(Records from a data collection)
•••••
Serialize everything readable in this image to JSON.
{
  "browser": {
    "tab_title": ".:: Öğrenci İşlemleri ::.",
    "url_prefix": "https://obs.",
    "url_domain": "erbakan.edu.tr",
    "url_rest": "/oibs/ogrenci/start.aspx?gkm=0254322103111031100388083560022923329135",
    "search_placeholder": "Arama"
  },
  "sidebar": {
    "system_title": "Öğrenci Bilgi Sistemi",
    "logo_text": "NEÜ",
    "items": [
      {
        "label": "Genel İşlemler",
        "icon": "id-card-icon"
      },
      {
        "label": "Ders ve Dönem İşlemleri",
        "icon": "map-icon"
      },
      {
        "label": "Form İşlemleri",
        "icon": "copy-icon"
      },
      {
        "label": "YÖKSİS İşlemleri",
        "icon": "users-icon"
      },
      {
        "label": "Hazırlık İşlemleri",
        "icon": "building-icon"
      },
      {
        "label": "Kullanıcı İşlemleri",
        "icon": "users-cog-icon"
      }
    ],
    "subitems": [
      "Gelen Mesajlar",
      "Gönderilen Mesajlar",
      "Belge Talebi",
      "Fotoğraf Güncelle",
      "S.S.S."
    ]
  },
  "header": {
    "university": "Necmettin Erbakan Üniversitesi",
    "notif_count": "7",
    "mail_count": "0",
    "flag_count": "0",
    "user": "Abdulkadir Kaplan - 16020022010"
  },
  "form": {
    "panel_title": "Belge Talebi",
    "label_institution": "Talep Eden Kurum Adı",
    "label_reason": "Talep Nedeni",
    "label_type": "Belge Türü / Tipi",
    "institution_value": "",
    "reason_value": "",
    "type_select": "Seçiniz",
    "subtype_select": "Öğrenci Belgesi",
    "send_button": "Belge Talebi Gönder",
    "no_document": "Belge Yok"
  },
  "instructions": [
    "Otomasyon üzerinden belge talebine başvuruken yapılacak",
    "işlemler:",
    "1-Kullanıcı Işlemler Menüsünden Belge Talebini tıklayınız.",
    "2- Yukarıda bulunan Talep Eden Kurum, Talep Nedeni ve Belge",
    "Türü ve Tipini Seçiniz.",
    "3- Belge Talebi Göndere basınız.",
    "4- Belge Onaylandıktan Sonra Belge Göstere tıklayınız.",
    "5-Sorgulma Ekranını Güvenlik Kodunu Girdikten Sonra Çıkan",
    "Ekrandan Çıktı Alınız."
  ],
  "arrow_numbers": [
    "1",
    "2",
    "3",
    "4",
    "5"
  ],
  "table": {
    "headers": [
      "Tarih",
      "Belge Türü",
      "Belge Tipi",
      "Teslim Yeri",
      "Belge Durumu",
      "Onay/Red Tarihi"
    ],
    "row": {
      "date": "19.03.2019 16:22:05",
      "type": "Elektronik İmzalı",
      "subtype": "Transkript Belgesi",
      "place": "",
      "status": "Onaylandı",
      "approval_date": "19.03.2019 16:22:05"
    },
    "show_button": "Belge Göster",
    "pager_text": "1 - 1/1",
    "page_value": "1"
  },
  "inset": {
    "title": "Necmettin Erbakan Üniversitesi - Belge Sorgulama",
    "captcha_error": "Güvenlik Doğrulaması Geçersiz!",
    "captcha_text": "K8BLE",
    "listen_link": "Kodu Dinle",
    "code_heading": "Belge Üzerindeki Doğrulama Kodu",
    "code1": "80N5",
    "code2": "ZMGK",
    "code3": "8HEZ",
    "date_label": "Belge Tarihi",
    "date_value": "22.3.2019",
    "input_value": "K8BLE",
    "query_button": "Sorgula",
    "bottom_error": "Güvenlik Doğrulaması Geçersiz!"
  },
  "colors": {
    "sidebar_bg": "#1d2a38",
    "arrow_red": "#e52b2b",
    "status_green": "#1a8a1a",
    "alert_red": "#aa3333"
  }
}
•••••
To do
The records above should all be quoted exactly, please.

Solution to this problem
Serialize everything readable in this image to JSON.
{
  "browser": {
    "tab_title": ".:: Öğrenci İşlemleri ::.",
    "url_prefix": "https://obs.",
    "url_domain": "erbakan.edu.tr",
    "url_rest": "/oibs/ogrenci/start.aspx?gkm=0254322103111031100388083560022923329135",
    "search_placeholder": "Arama"
  },
  "sidebar": {
    "system_title": "Öğrenci Bilgi Sistemi",
    "logo_text": "NEÜ",
    "items": [
      {
        "label": "Genel İşlemler",
        "icon": "id-card-icon"
      },
      {
        "label": "Ders ve Dönem İşlemleri",
        "icon": "map-icon"
      },
      {
        "label": "Form İşlemleri",
        "icon": "copy-icon"
      },
      {
        "label": "YÖKSİS İşlemleri",
        "icon": "users-icon"
      },
      {
        "label": "Hazırlık İşlemleri",
        "icon": "building-icon"
      },
      {
        "label": "Kullanıcı İşlemleri",
        "icon": "users-cog-icon"
      }
    ],
    "subitems": [
      "Gelen Mesajlar",
      "Gönderilen Mesajlar",
      "Belge Talebi",
      "Fotoğraf Güncelle",
      "S.S.S."
    ]
  },
  "header": {
    "university": "Necmettin Erbakan Üniversitesi",
    "notif_count": "7",
    "mail_count": "0",
    "flag_count": "0",
    "user": "Abdulkadir Kaplan - 16020022010"
  },
  "form": {
    "panel_title": "Belge Talebi",
    "label_institution": "Talep Eden Kurum Adı",
    "label_reason": "Talep Nedeni",
    "label_type": "Belge Türü / Tipi",
    "institution_value": "",
    "reason_value": "",
    "type_select": "Seçiniz",
    "subtype_select": "Öğrenci Belgesi",
    "send_button": "Belge Talebi Gönder",
    "no_document": "Belge Yok"
  },
  "instructions": [
    "Otomasyon üzerinden belge talebine başvuruken yapılacak",
    "işlemler:",
    "1-Kullanıcı Işlemler Menüsünden Belge Talebini tıklayınız.",
    "2- Yukarıda bulunan Talep Eden Kurum, Talep Nedeni ve Belge",
    "Türü ve Tipini Seçiniz.",
    "3- Belge Talebi Göndere basınız.",
    "4- Belge Onaylandıktan Sonra Belge Göstere tıklayınız.",
    "5-Sorgulma Ekranını Güvenlik Kodunu Girdikten Sonra Çıkan",
    "Ekrandan Çıktı Alınız."
  ],
  "arrow_numbers": [
    "1",
    "2",
    "3",
    "4",
    "5"
  ],
  "table": {
    "headers": [
      "Tarih",
      "Belge Türü",
      "Belge Tipi",
      "Teslim Yeri",
      "Belge Durumu",
      "Onay/Red Tarihi"
    ],
    "row": {
      "date": "19.03.2019 16:22:05",
      "type": "Elektronik İmzalı",
      "subtype": "Transkript Belgesi",
      "place": "",
      "status": "Onaylandı",
      "approval_date": "19.03.2019 16:22:05"
    },
    "show_button": "Belge Göster",
    "pager_text": "1 - 1/1",
    "page_value": "1"
  },
  "inset": {
    "title": "Necmettin Erbakan Üniversitesi - Belge Sorgulama",
    "captcha_error": "Güvenlik Doğrulaması Geçersiz!",
    "captcha_text": "K8BLE",
    "listen_link": "Kodu Dinle",
    "code_heading": "Belge Üzerindeki Doğrulama Kodu",
    "code1": "80N5",
    "code2": "ZMGK",
    "code3": "8HEZ",
    "date_label": "Belge Tarihi",
    "date_value": "22.3.2019",
    "input_value": "K8BLE",
    "query_button": "Sorgula",
    "bottom_error": "Güvenlik Doğrulaması Geçersiz!"
  },
  "colors": {
    "sidebar_bg": "#1d2a38",
    "arrow_red": "#e52b2b",
    "status_green": "#1a8a1a",
    "alert_red": "#aa3333"
  }
}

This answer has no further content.